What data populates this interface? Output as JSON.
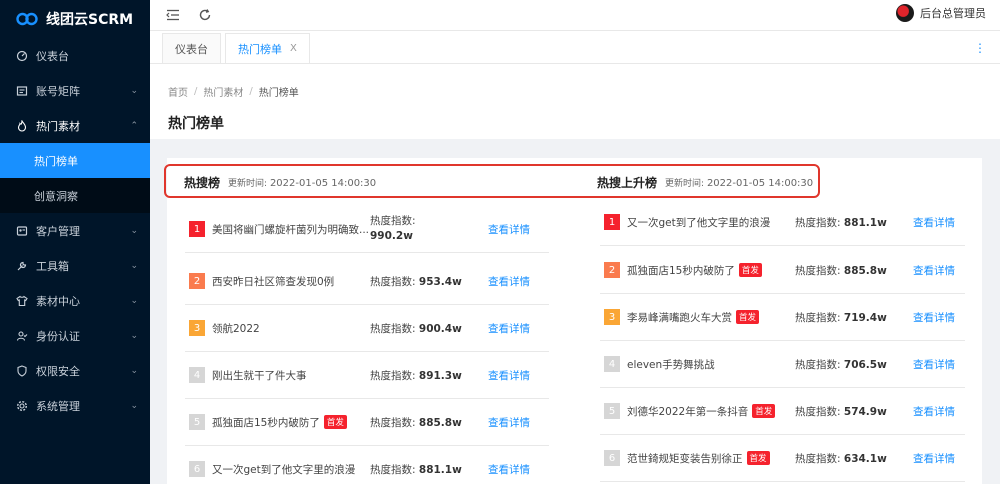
{
  "app": {
    "name": "线团云SCRM"
  },
  "sidebar": {
    "items": [
      {
        "label": "仪表台",
        "icon": "dashboard-icon",
        "arrow": ""
      },
      {
        "label": "账号矩阵",
        "icon": "account-icon",
        "arrow": "⌄"
      },
      {
        "label": "热门素材",
        "icon": "fire-icon",
        "arrow": "⌃"
      },
      {
        "label": "客户管理",
        "icon": "customer-icon",
        "arrow": "⌄"
      },
      {
        "label": "工具箱",
        "icon": "wrench-icon",
        "arrow": "⌄"
      },
      {
        "label": "素材中心",
        "icon": "shirt-icon",
        "arrow": "⌄"
      },
      {
        "label": "身份认证",
        "icon": "identity-icon",
        "arrow": "⌄"
      },
      {
        "label": "权限安全",
        "icon": "shield-icon",
        "arrow": "⌄"
      },
      {
        "label": "系统管理",
        "icon": "gear-icon",
        "arrow": "⌄"
      }
    ],
    "sub_items": [
      {
        "label": "热门榜单",
        "active": true
      },
      {
        "label": "创意洞察",
        "active": false
      }
    ]
  },
  "header": {
    "user": "后台总管理员"
  },
  "tabs": [
    {
      "label": "仪表台",
      "active": false
    },
    {
      "label": "热门榜单",
      "active": true,
      "close": "X"
    }
  ],
  "breadcrumb": [
    "首页",
    "热门素材",
    "热门榜单"
  ],
  "page_title": "热门榜单",
  "hot_search": {
    "title": "热搜榜",
    "time_label": "更新时间:",
    "time_value": "2022-01-05 14:00:30",
    "heat_label": "热度指数:",
    "detail_label": "查看详情",
    "rows": [
      {
        "rank": "1",
        "title": "美国将幽门螺旋杆菌列为明确致...",
        "heat": "990.2w",
        "badge": ""
      },
      {
        "rank": "2",
        "title": "西安昨日社区筛查发现0例",
        "heat": "953.4w",
        "badge": ""
      },
      {
        "rank": "3",
        "title": "领航2022",
        "heat": "900.4w",
        "badge": ""
      },
      {
        "rank": "4",
        "title": "刚出生就干了件大事",
        "heat": "891.3w",
        "badge": ""
      },
      {
        "rank": "5",
        "title": "孤独面店15秒内破防了",
        "heat": "885.8w",
        "badge": "首发"
      },
      {
        "rank": "6",
        "title": "又一次get到了他文字里的浪漫",
        "heat": "881.1w",
        "badge": ""
      }
    ]
  },
  "hot_rising": {
    "title": "热搜上升榜",
    "time_label": "更新时间:",
    "time_value": "2022-01-05 14:00:30",
    "heat_label": "热度指数:",
    "detail_label": "查看详情",
    "rows": [
      {
        "rank": "1",
        "title": "又一次get到了他文字里的浪漫",
        "heat": "881.1w",
        "badge": ""
      },
      {
        "rank": "2",
        "title": "孤独面店15秒内破防了",
        "heat": "885.8w",
        "badge": "首发"
      },
      {
        "rank": "3",
        "title": "李易峰满嘴跑火车大赏",
        "heat": "719.4w",
        "badge": "首发"
      },
      {
        "rank": "4",
        "title": "eleven手势舞挑战",
        "heat": "706.5w",
        "badge": ""
      },
      {
        "rank": "5",
        "title": "刘德华2022年第一条抖音",
        "heat": "574.9w",
        "badge": "首发"
      },
      {
        "rank": "6",
        "title": "范世錡规矩变装告别徐正",
        "heat": "634.1w",
        "badge": "首发"
      }
    ]
  }
}
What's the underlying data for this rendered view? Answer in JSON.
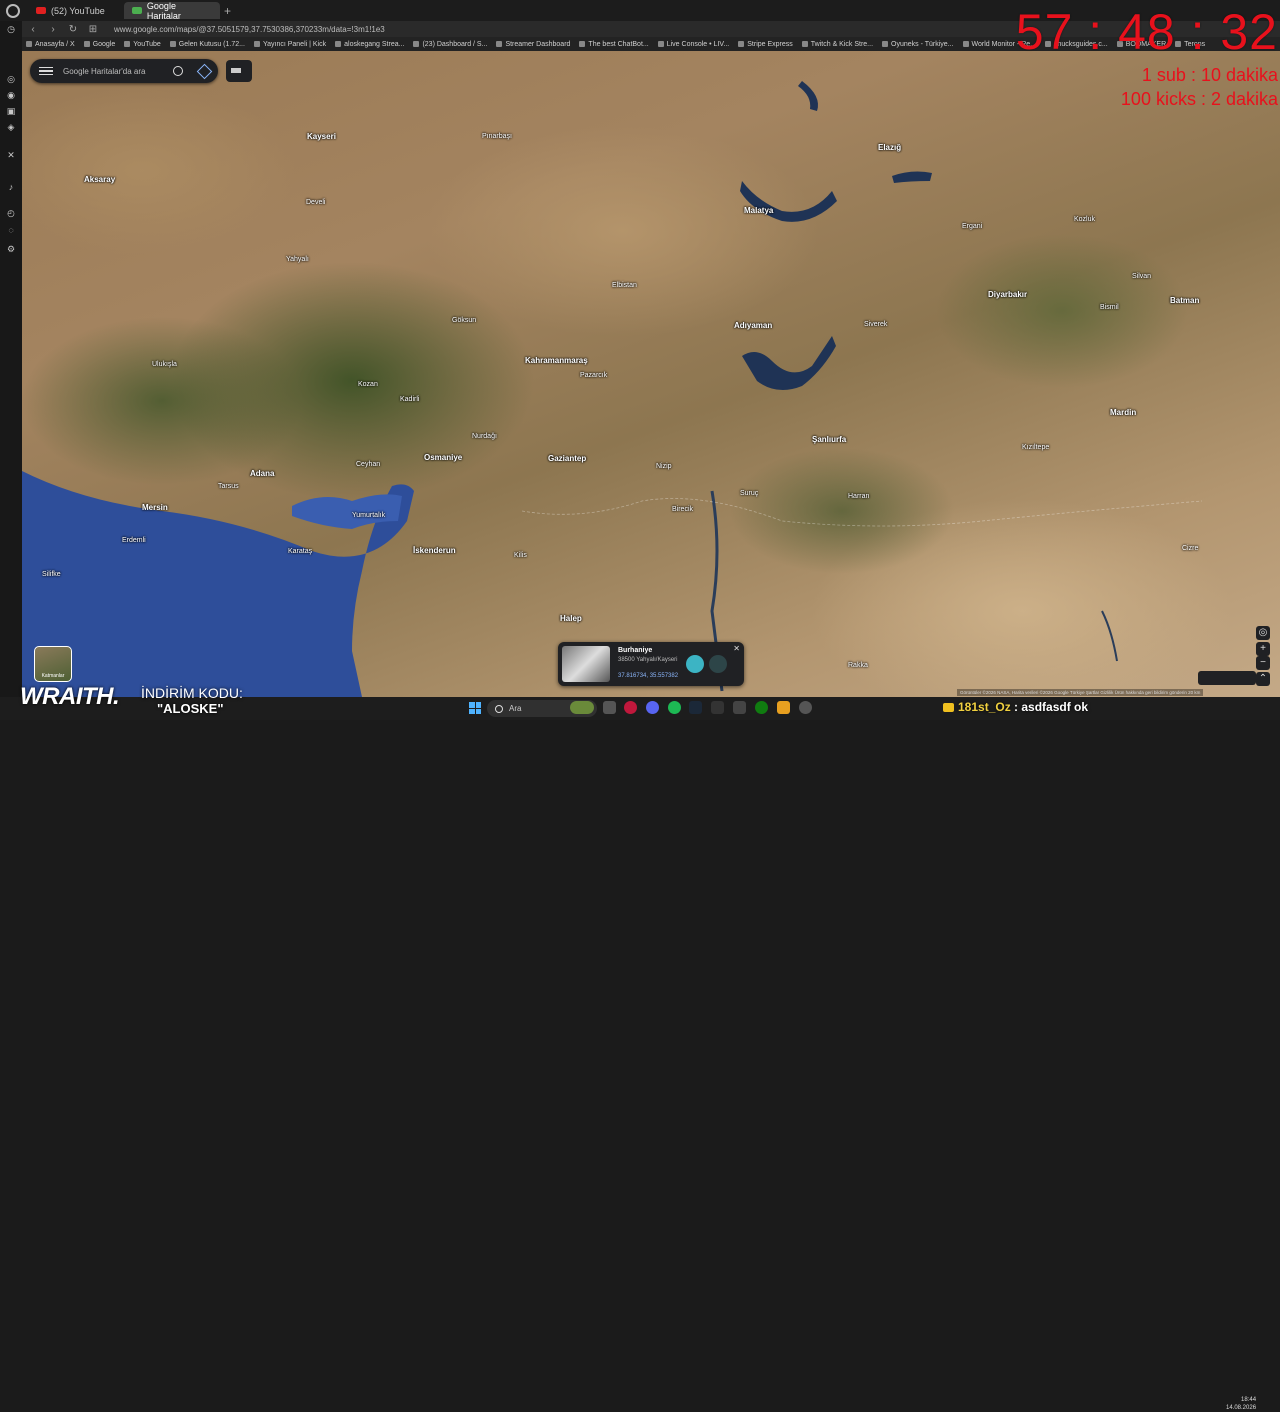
{
  "browser": {
    "tabs": [
      {
        "label": "(52) YouTube",
        "active": false,
        "icon": "youtube-icon"
      },
      {
        "label": "Google Haritalar",
        "active": true,
        "icon": "google-maps-icon"
      }
    ],
    "url": "www.google.com/maps/@37.5051579,37.7530386,370233m/data=!3m1!1e3",
    "bookmarks": [
      "Anasayfa / X",
      "Google",
      "YouTube",
      "Gelen Kutusu (1.72...",
      "Yayıncı Paneli | Kick",
      "aloskegang Strea...",
      "(23) Dashboard / S...",
      "Streamer Dashboard",
      "The best ChatBot...",
      "Live Console • LIV...",
      "Stripe Express",
      "Twitch & Kick Stre...",
      "Oyuneks - Türkiye...",
      "World Monitor - Re...",
      "chucksguides.c...",
      "BOOMAKER",
      "Terons"
    ]
  },
  "maps": {
    "search_placeholder": "Google Haritalar'da ara",
    "layers_label": "Katmanlar",
    "attribution": "Görüntüler ©2026 NASA, Harita verileri ©2026 Google   Türkiye   Şartlar   Gizlilik   Ürün hakkında geri bildirim gönderin   20 km",
    "place": {
      "name": "Burhaniye",
      "address": "38500 Yahyalı/Kayseri",
      "coords": "37.816734, 35.557382"
    },
    "cities": [
      {
        "name": "Kayseri",
        "big": true
      },
      {
        "name": "Aksaray",
        "big": true
      },
      {
        "name": "Malatya",
        "big": true
      },
      {
        "name": "Elazığ",
        "big": true
      },
      {
        "name": "Diyarbakır",
        "big": true
      },
      {
        "name": "Batman",
        "big": true
      },
      {
        "name": "Adıyaman",
        "big": true
      },
      {
        "name": "Kahramanmaraş",
        "big": true
      },
      {
        "name": "Adana",
        "big": true
      },
      {
        "name": "Mersin",
        "big": true
      },
      {
        "name": "Osmaniye",
        "big": true
      },
      {
        "name": "Gaziantep",
        "big": true
      },
      {
        "name": "Şanlıurfa",
        "big": true
      },
      {
        "name": "Mardin",
        "big": true
      },
      {
        "name": "İskenderun",
        "big": true
      },
      {
        "name": "Halep",
        "big": true
      },
      {
        "name": "Tarsus",
        "big": false
      },
      {
        "name": "Yumurtalık",
        "big": false
      },
      {
        "name": "Kozan",
        "big": false
      },
      {
        "name": "Kadirli",
        "big": false
      },
      {
        "name": "Nurdağı",
        "big": false
      },
      {
        "name": "Pazarcık",
        "big": false
      },
      {
        "name": "Siverek",
        "big": false
      },
      {
        "name": "Kozluk",
        "big": false
      },
      {
        "name": "Yahyalı",
        "big": false
      },
      {
        "name": "Develi",
        "big": false
      },
      {
        "name": "Göksun",
        "big": false
      },
      {
        "name": "Elbistan",
        "big": false
      },
      {
        "name": "Pınarbaşı",
        "big": false
      },
      {
        "name": "Karataş",
        "big": false
      },
      {
        "name": "Ceyhan",
        "big": false
      },
      {
        "name": "Kilis",
        "big": false
      },
      {
        "name": "Birecik",
        "big": false
      },
      {
        "name": "Suruç",
        "big": false
      },
      {
        "name": "Harran",
        "big": false
      },
      {
        "name": "Kızıltepe",
        "big": false
      },
      {
        "name": "Nizip",
        "big": false
      },
      {
        "name": "Ergani",
        "big": false
      },
      {
        "name": "Silvan",
        "big": false
      },
      {
        "name": "Cizre",
        "big": false
      },
      {
        "name": "Rakka",
        "big": false
      },
      {
        "name": "Bismil",
        "big": false
      },
      {
        "name": "Ulukışla",
        "big": false
      },
      {
        "name": "Erdemli",
        "big": false
      },
      {
        "name": "Silifke",
        "big": false
      }
    ]
  },
  "overlay": {
    "timer": "57 : 48 : 32",
    "rule1": "1 sub : 10 dakika",
    "rule2": "100 kicks : 2 dakika",
    "brand": "WRAITH.",
    "promo_label": "İNDİRİM KODU:",
    "promo_code": "\"ALOSKE\"",
    "chat_user": "181st_Oz",
    "chat_sep": " : ",
    "chat_message": "asdfasdf ok"
  },
  "taskbar": {
    "search_label": "Ara",
    "time": "18:44",
    "date": "14.08.2026"
  }
}
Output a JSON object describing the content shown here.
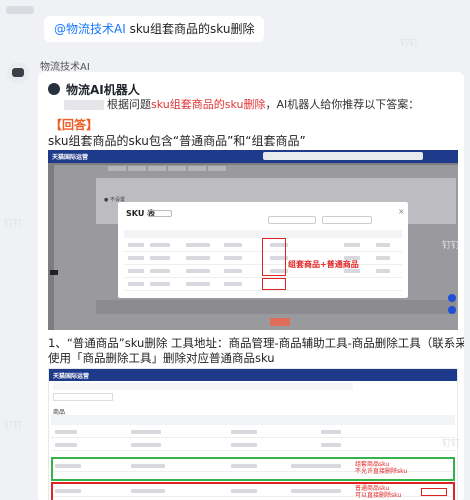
{
  "question": {
    "mention": "@物流技术AI",
    "text": " sku组套商品的sku删除"
  },
  "bot": {
    "sender_name": "物流技术AI",
    "card_title": "物流AI机器人",
    "intro_prefix": "根据问题",
    "intro_keyword": "sku组套商品的sku删除",
    "intro_suffix": "，AI机器人给你推荐以下答案：",
    "answer_tag": "【回答】",
    "answer_line1": "sku组套商品的sku包含“普通商品”和“组套商品”",
    "answer_line2a": "1、“普通商品”sku删除 工具地址：商品管理-商品辅助工具-商品删除工具（联系采购小二操作）",
    "answer_line2b": "使用「商品删除工具」删除对应普通商品sku"
  },
  "screenshot1": {
    "app_name": "天猫国际运营",
    "modal_title": "SKU 表",
    "radio_label": "● 不设置",
    "annotation": "组套商品+普通商品"
  },
  "screenshot2": {
    "app_name": "天猫国际运营",
    "section_label": "商品",
    "note_green_1": "组套商品sku",
    "note_green_2": "不允许直接删除sku",
    "note_red_1": "普通商品sku",
    "note_red_2": "可以直接删除sku"
  },
  "watermark": "钉钉",
  "colors": {
    "mention": "#1677ff",
    "highlight_red": "#e03333",
    "answer_tag": "#f05a24",
    "app_header": "#1e3a8a",
    "green_box": "#35b34a"
  }
}
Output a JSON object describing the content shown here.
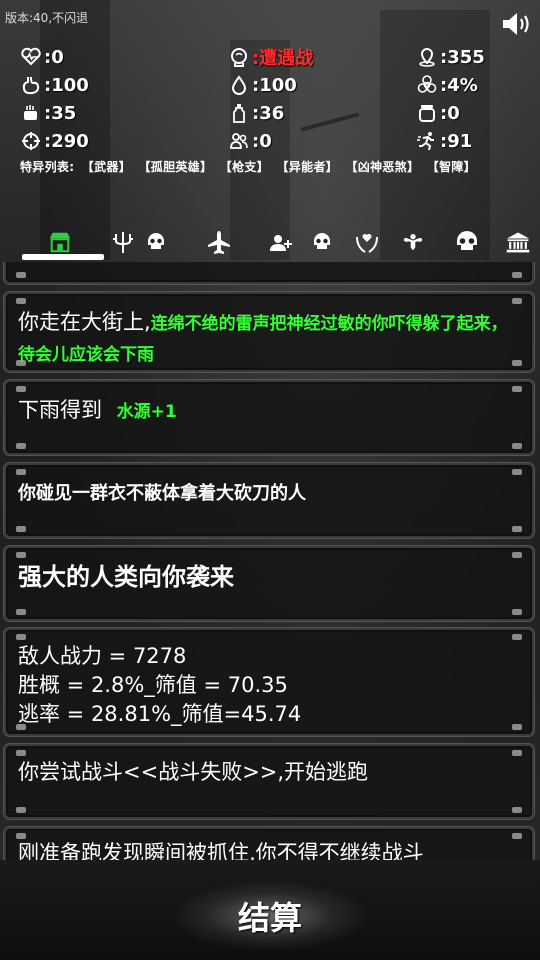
{
  "version_label": "版本:40,不闪退",
  "stats": {
    "health": ":0",
    "encounter": ":遭遇战",
    "location": ":355",
    "hunger": ":100",
    "water": ":100",
    "infection": ":4%",
    "food": ":35",
    "drink": ":36",
    "bag": ":0",
    "attack": ":290",
    "companions": ":0",
    "speed": ":91"
  },
  "traits": {
    "label": "特异列表:",
    "items": [
      "【武器】",
      "【孤胆英雄】",
      "【枪支】",
      "【异能者】",
      "【凶神恶煞】",
      "【智障】"
    ]
  },
  "tabs": [
    "shop",
    "trident",
    "skull",
    "plane",
    "add-user",
    "skull",
    "heart-hands",
    "muscle",
    "skull",
    "bank"
  ],
  "log": {
    "entry1_white": "你走在大街上,",
    "entry1_green": "连绵不绝的雷声把神经过敏的你吓得躲了起来，待会儿应该会下雨",
    "entry2_white": "下雨得到",
    "entry2_green": "水源+1",
    "entry3": "你碰见一群衣不蔽体拿着大砍刀的人",
    "entry4": "强大的人类向你袭来",
    "entry5_l1": "敌人战力 = 7278",
    "entry5_l2": "胜概 = 2.8%_筛值 = 70.35",
    "entry5_l3": "逃率 = 28.81%_筛值=45.74",
    "entry6": "你尝试战斗<<战斗失败>>,开始逃跑",
    "entry7": "刚准备跑发现瞬间被抓住,你不得不继续战斗"
  },
  "settle_button": "结算"
}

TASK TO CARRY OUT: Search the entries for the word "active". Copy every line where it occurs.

ANSWER:
        "active": true
        "active": false
      "active": false
      "active": true,
        "active": false,
        "active": true,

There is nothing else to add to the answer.